A look at all three in succession reveals Hall to be on less sure ground here than in the past. Certainly he maintains his usual reverence for the text, and it is a delight not to suffer Illustrated Shakespeare dialogue. An impressive corps of actors, including Tim Piggot-Smith, Geraldine James, Eileen Atkins, and Michael Bryant, gives some excellent performances.
But none of this masks a strain also apparent in each production. Partly it springs from texts that try to pluck emotional plausibility from thin air. Partly it is the vastness of the Olivier Theatre, which stretches both the productions and several of the performances beyond what must have been their original intent. Mr. Piggot-Smith, who is unexpectedly hilarious as Trinculo (``Tempest'') and Iachimo (``Cymbeline''), is regrettably overdone as the jealousy racked Leontes (``Winter's Tale''). The set by Alison Chitty, who has often worked with Hall, is problematic: A giant circular platform distractingly unfolds like a vast Murphy bed, revealing a variety of playing surfaces - sand, wood planking, AstroTurf.
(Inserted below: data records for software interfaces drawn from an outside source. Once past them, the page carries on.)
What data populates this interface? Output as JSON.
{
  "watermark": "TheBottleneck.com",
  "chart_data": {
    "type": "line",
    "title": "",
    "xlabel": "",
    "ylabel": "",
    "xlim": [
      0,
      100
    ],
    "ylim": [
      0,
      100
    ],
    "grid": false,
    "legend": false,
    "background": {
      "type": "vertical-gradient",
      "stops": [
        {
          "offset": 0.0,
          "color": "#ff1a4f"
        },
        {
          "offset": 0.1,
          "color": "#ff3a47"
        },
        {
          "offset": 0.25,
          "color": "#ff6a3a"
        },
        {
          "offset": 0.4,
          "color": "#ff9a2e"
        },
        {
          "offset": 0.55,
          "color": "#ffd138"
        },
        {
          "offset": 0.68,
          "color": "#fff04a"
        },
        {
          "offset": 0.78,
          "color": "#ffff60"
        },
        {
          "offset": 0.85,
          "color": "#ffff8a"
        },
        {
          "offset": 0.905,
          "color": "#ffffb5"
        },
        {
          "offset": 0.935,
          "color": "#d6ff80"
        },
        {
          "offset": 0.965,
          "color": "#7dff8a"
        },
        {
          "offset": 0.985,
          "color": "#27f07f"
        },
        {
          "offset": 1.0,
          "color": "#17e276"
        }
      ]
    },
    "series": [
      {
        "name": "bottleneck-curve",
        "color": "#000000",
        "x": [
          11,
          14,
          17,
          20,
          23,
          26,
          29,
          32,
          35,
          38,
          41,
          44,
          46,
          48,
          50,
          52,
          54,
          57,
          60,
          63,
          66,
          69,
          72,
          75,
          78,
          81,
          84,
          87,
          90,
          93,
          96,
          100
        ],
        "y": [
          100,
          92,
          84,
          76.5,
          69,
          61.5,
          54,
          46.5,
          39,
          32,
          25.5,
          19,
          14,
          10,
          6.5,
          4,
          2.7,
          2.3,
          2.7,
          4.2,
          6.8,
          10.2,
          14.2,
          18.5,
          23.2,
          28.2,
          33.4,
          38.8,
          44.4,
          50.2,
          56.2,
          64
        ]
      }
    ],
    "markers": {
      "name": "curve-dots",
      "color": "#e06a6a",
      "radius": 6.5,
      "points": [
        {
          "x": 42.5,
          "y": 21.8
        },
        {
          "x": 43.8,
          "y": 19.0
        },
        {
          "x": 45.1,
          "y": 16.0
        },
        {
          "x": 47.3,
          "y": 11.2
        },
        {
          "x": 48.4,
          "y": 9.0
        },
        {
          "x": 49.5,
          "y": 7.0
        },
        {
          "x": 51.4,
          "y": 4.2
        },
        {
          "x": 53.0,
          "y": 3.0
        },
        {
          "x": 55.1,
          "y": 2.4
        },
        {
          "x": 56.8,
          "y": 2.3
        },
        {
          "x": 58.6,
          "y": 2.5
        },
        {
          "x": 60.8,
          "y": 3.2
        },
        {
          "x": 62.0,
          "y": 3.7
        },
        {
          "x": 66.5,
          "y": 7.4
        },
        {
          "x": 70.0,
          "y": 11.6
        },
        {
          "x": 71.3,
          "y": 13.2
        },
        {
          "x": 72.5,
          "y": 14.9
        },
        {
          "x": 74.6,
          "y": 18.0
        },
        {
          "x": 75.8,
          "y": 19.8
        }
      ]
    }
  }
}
Ms. Chitty is more successful with the plays' masque scenes, where she uses a ``Phantom of the Opera''-inspired Venetian theme.
What stands out? Tim Piggot-Smith's wildly varying performances. Ms. Atkins's ability to look regal and exude reasonableness, no matter what character she plays. Mr. Bryant's tendency toward grandfatherly sagacity, no matter whether playing Prospero in ``The Tempest'' or the Old Shepherd in ``Winter's Tale.'' In other words, the resonances of repertory are the strength of these productions, together with Hall's letting the text speak for itself, whatever its flaws.
Meanwhile, in the Lyttelton Theatre, Eyre conjures a far different mood for Thomas Middleton and William Rowley's 16th-century tragedy of sexual jealousy, ``The Changeling.'' Eyre, who in the past has demonstrated a flair for large-scale and highly visual productions (his ``Guys and Dolls'' was a success in 1982), flounders here. The details are all right: the post-Colonial updating, complemented by a shimmering golden-Iberian set by William Dudley; the often discarded subplot, kept intact here and given its own fluorescent-lit playing space. But the overall effect is all wrong, because of failures of both casting and performance. Miranda Richardson as Beatrice and George Harris as De Flores look the perfect partners in crime - she a luminous, golden beauty, he a snarling man of linebacker proportions. But both fail to conjure the play's necessary atmosphere of fatal lust, and the production falls flat.
In the National's world premi`ere of ``The Secret Rapture,'' one of England's leading modern dramatists, David Hare, returns to the familiar territory of his earlier plays - ``Knuckle,'' ``A Map of the World,'' ``Pravda,'' and ``Plenty'' - taking well-aimed swipes at what is seen as Britain's spiritual malaise.
In ``The Secret Rapture,'' which is being hailed by local critics as one of the year's major theatrical events, Mr. Hare skewers a soulless Tory England, this time through an examination of an emotionally disintegrating family. If the preview seen by this reviewer was any indication, the drama is suitably Chekhovian, wrung dry, however, by heavy-handed moralizing.
The machinations of the Glass family are a tragicomic indictment of Thatcher's England, but underlying all the political and psychological maneuvering is an extended Christ metaphor that strains credulity, despite Howard Davies's controlled direction and excellent performances from Jill Baker, Paul Shelley, Clare Higgins, and Penelope Wilton.